You are here
DanSing Bridge: Singapore and Denmark's fintech tie-up
IN 2017, Singapore and Denmark planted the seeds for a strong fintech bond. Three collaboration agreements later, cross-border cooperation is blooming and several Danish fintech companies are setting up regional offices in Singapore. Through exchange and via new ways for our tech innovators and financial institutions to join forces, we shape the gateways to future expansion in the wider Asean region and the Nordics. The time is ripe to harvest fintech's sustainable potential.
In the recent history of fintech, Singapore has been the trendsetter in Asean. With excellent digital infrastructure to nurture financial technologies, Singapore is, as a key player, connecting the region to global innovation and commercial opportunities. By promoting innovation, developing smart as well as simple regulations, firms have an ideal playground to test, grow and open Asean to advancements in technologies from around the world. Denmark is determined to join the journey.

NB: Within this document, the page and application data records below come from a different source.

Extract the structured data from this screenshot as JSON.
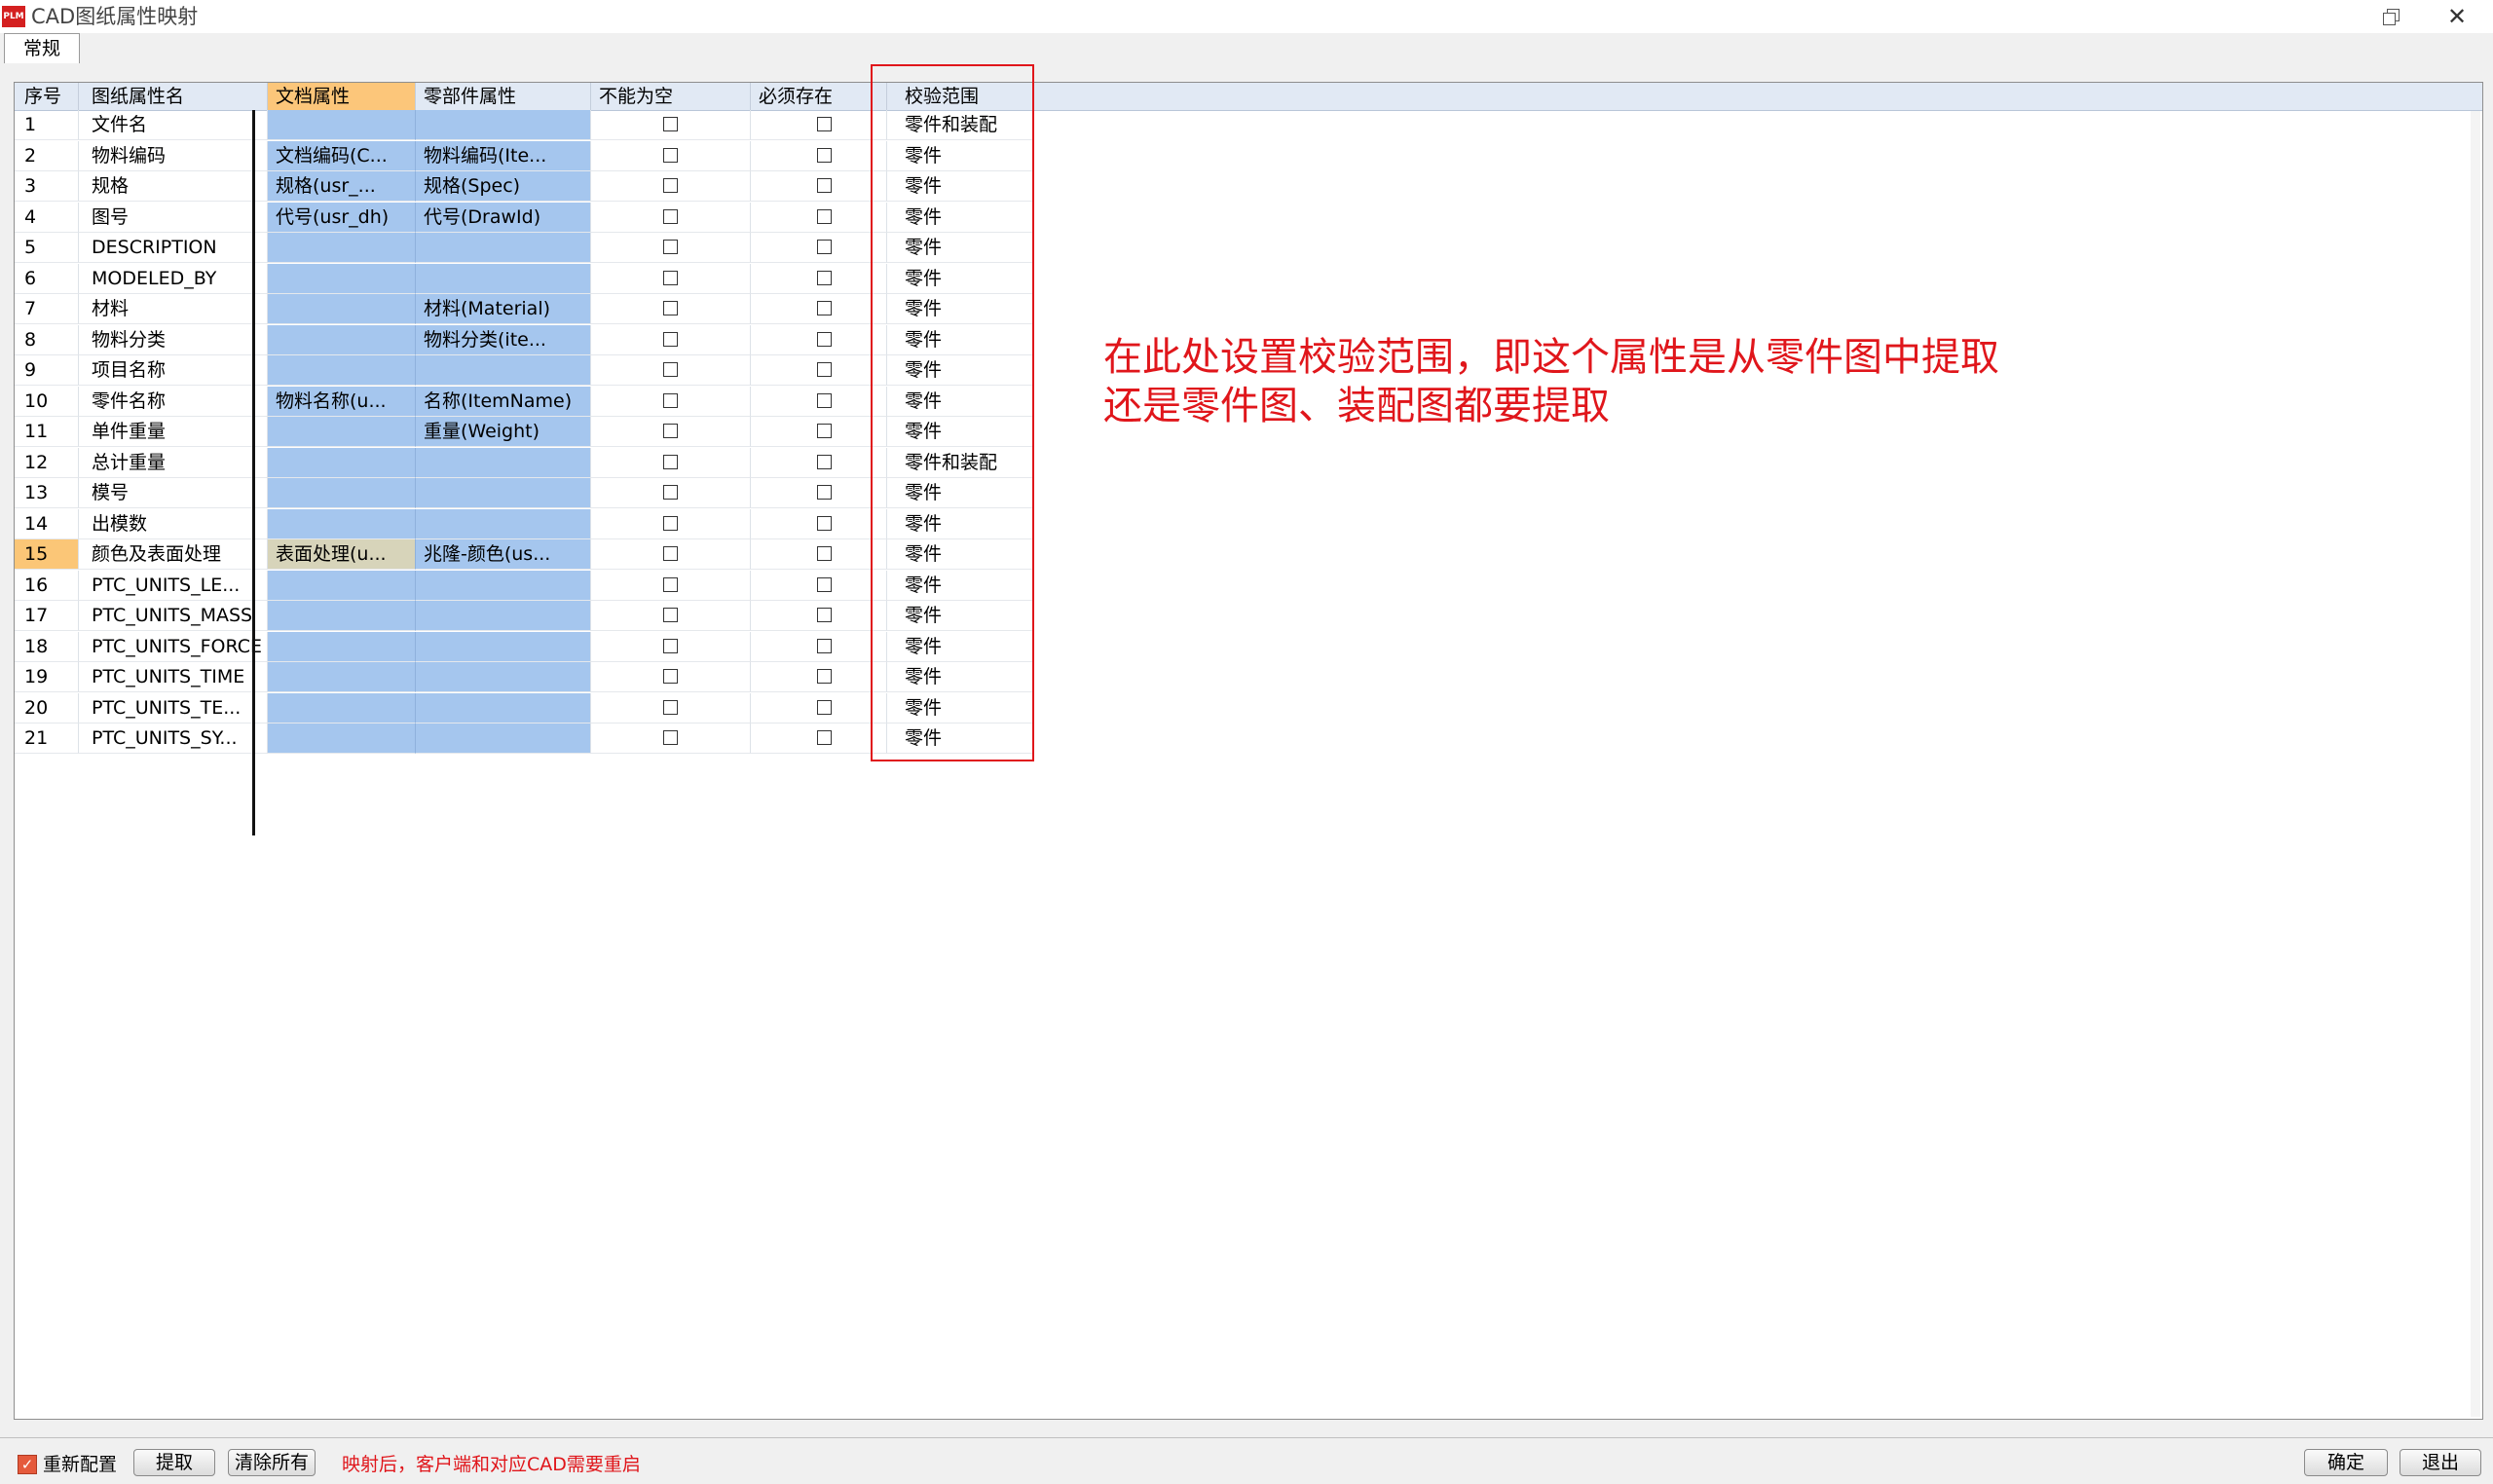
{
  "window": {
    "title": "CAD图纸属性映射",
    "logo_text": "PLM"
  },
  "tabs": [
    {
      "label": "常规"
    }
  ],
  "grid": {
    "columns": [
      "序号",
      "图纸属性名",
      "文档属性",
      "零部件属性",
      "不能为空",
      "必须存在",
      "校验范围"
    ],
    "active_column": 2,
    "selected_row": 15,
    "rows": [
      {
        "idx": "1",
        "name": "文件名",
        "doc": "",
        "part": "",
        "not_empty": false,
        "must_exist": false,
        "scope": "零件和装配"
      },
      {
        "idx": "2",
        "name": "物料编码",
        "doc": "文档编码(C...",
        "part": "物料编码(Ite...",
        "not_empty": false,
        "must_exist": false,
        "scope": "零件"
      },
      {
        "idx": "3",
        "name": "规格",
        "doc": "规格(usr_...",
        "part": "规格(Spec)",
        "not_empty": false,
        "must_exist": false,
        "scope": "零件"
      },
      {
        "idx": "4",
        "name": "图号",
        "doc": "代号(usr_dh)",
        "part": "代号(DrawId)",
        "not_empty": false,
        "must_exist": false,
        "scope": "零件"
      },
      {
        "idx": "5",
        "name": "DESCRIPTION",
        "doc": "",
        "part": "",
        "not_empty": false,
        "must_exist": false,
        "scope": "零件"
      },
      {
        "idx": "6",
        "name": "MODELED_BY",
        "doc": "",
        "part": "",
        "not_empty": false,
        "must_exist": false,
        "scope": "零件"
      },
      {
        "idx": "7",
        "name": "材料",
        "doc": "",
        "part": "材料(Material)",
        "not_empty": false,
        "must_exist": false,
        "scope": "零件"
      },
      {
        "idx": "8",
        "name": "物料分类",
        "doc": "",
        "part": "物料分类(ite...",
        "not_empty": false,
        "must_exist": false,
        "scope": "零件"
      },
      {
        "idx": "9",
        "name": "项目名称",
        "doc": "",
        "part": "",
        "not_empty": false,
        "must_exist": false,
        "scope": "零件"
      },
      {
        "idx": "10",
        "name": "零件名称",
        "doc": "物料名称(u...",
        "part": "名称(ItemName)",
        "not_empty": false,
        "must_exist": false,
        "scope": "零件"
      },
      {
        "idx": "11",
        "name": "单件重量",
        "doc": "",
        "part": "重量(Weight)",
        "not_empty": false,
        "must_exist": false,
        "scope": "零件"
      },
      {
        "idx": "12",
        "name": "总计重量",
        "doc": "",
        "part": "",
        "not_empty": false,
        "must_exist": false,
        "scope": "零件和装配"
      },
      {
        "idx": "13",
        "name": "模号",
        "doc": "",
        "part": "",
        "not_empty": false,
        "must_exist": false,
        "scope": "零件"
      },
      {
        "idx": "14",
        "name": "出模数",
        "doc": "",
        "part": "",
        "not_empty": false,
        "must_exist": false,
        "scope": "零件"
      },
      {
        "idx": "15",
        "name": "颜色及表面处理",
        "doc": "表面处理(u...",
        "part": "兆隆-颜色(us...",
        "not_empty": false,
        "must_exist": false,
        "scope": "零件"
      },
      {
        "idx": "16",
        "name": "PTC_UNITS_LE...",
        "doc": "",
        "part": "",
        "not_empty": false,
        "must_exist": false,
        "scope": "零件"
      },
      {
        "idx": "17",
        "name": "PTC_UNITS_MASS",
        "doc": "",
        "part": "",
        "not_empty": false,
        "must_exist": false,
        "scope": "零件"
      },
      {
        "idx": "18",
        "name": "PTC_UNITS_FORCE",
        "doc": "",
        "part": "",
        "not_empty": false,
        "must_exist": false,
        "scope": "零件"
      },
      {
        "idx": "19",
        "name": "PTC_UNITS_TIME",
        "doc": "",
        "part": "",
        "not_empty": false,
        "must_exist": false,
        "scope": "零件"
      },
      {
        "idx": "20",
        "name": "PTC_UNITS_TE...",
        "doc": "",
        "part": "",
        "not_empty": false,
        "must_exist": false,
        "scope": "零件"
      },
      {
        "idx": "21",
        "name": "PTC_UNITS_SY...",
        "doc": "",
        "part": "",
        "not_empty": false,
        "must_exist": false,
        "scope": "零件"
      }
    ]
  },
  "annotation": {
    "line1": "在此处设置校验范围，即这个属性是从零件图中提取",
    "line2": "还是零件图、装配图都要提取",
    "color": "#e0161b"
  },
  "footer": {
    "reconfigure_label": "重新配置",
    "reconfigure_checked": true,
    "extract_label": "提取",
    "clear_all_label": "清除所有",
    "note": "映射后，客户端和对应CAD需要重启",
    "ok_label": "确定",
    "exit_label": "退出"
  },
  "icons": {
    "restore": "restore-icon",
    "close": "close-icon",
    "checkbox_unchecked": "checkbox-icon",
    "checkbox_checked": "check-icon"
  }
}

Denmark is ambitious about developing models for effective government support to help fintech entrepreneurs. Investments increased seven-fold between 2014 and 2017 to create a dynamic ecosystem in Copenhagen as a gateway to the rest of the Nordics. Figures from 2018 are even more promising.
Backed by strong regulatory support for fintech innovation, the number of startups has nearly tripled since 2015. More than 17,000 people now work within the sector. Copenhagen is home to some of Europe's largest asset owners, and Denmark has a vibrant investment industry with a large, attractive pool of talent. All good preparation starts at home and the scene is now set for wider impact through global partnerships. The Singaporean link is central.
Both our nations enjoy well-educated and tech-savvy populations, and we share extensive plans to put digitalisation at the forefront in future. Serving ready-made launch pads for foreign firms looking to do global business, Singapore and Denmark are natural partners in the fintech space.
BUILDING A FINTECH BRIDGE
The latest step was adding a new element to our fintech toolbox. We call it the "DanSing Bridge": A fast-track concept for go-to-market, scaling and innovation to support more companies from both countries to grow in Europe and Asia respectively.
The bridge was launched two months ago during a visit to Singapore by the Danish Minister for Business, Industry and Financial Affairs, Rasmus Jarlov. DanSing aims to help financial institutions access new partnerships and talents. It supports fintech startups through a targeted programme that provides access to matchmaking, technology partnerships, funding, talent, advisory services, data and participation in a regulatory sandbox.
The new collaboration is the second of its kind between the fintech sectors in Copenhagen and Singapore, adding to the existing collaboration between the Monetary Authority of Singapore and the Danish Financial Supervisory Authority inked last year. The "DanSing Bridge" is a way forward to catalyse the next era of technology-led corporates and innovators and develop leading hubs within global financial services. By pooling our talents, we can define new ways to form partnerships linking commercial interest to sustainable development.
This week, the fourth and biggest Danish fintech delegation to date joins the Singapore Fintech Festival, and the festival is an ideal occasion to accelerate the journey of inclusive growth and sustainable finance to those at the margins.
Fintech is, simply said, new tools fulfilling old functions for present issues. It provides an entry ticket to attain livelihood for those left behind. The United Nations Capital Development Fund estimates that 2.5 billion worldwide remain unbanked - many of whom live in South-east Asia. A new sustainable financial vein to ensure commercial opportunities remain responsive and active is key to inclusiveness. Finance is the central nervous system running through all industries and enterprises and it is defining for sustainable development. If we bring financial services and technologies to more people, we can lower the cost to break down entry barriers faced by individuals and small-scale businesses at the margins.
Mobile pay solutions to people who never had a bank account, helping people invest their pensions in green finance, and securely registering shared ownership of small assets - such as cattle - create a healthier body of development.
Practical and customer-oriented solutions, such as payment applications, credit financing and money transfers or remittance, benefit ordinary people. Exploiting the potential of such financial technologies is therefore a must to achieve the United Nations' Sustainable Development Goals.
We are in positions to take the lead, and as companies and markets continue to mature, more opportunities for Singapore and Denmark will arise. Opportunities to learn from each other. Opportunities for our firms to create value together. Opportunities to drive the global vision of sustainable development through people-centric technology. The Singaporean-Danish fintech partnerships are a potential driver for inclusive growth.
- The writer is Ambassador of Denmark to Singapore.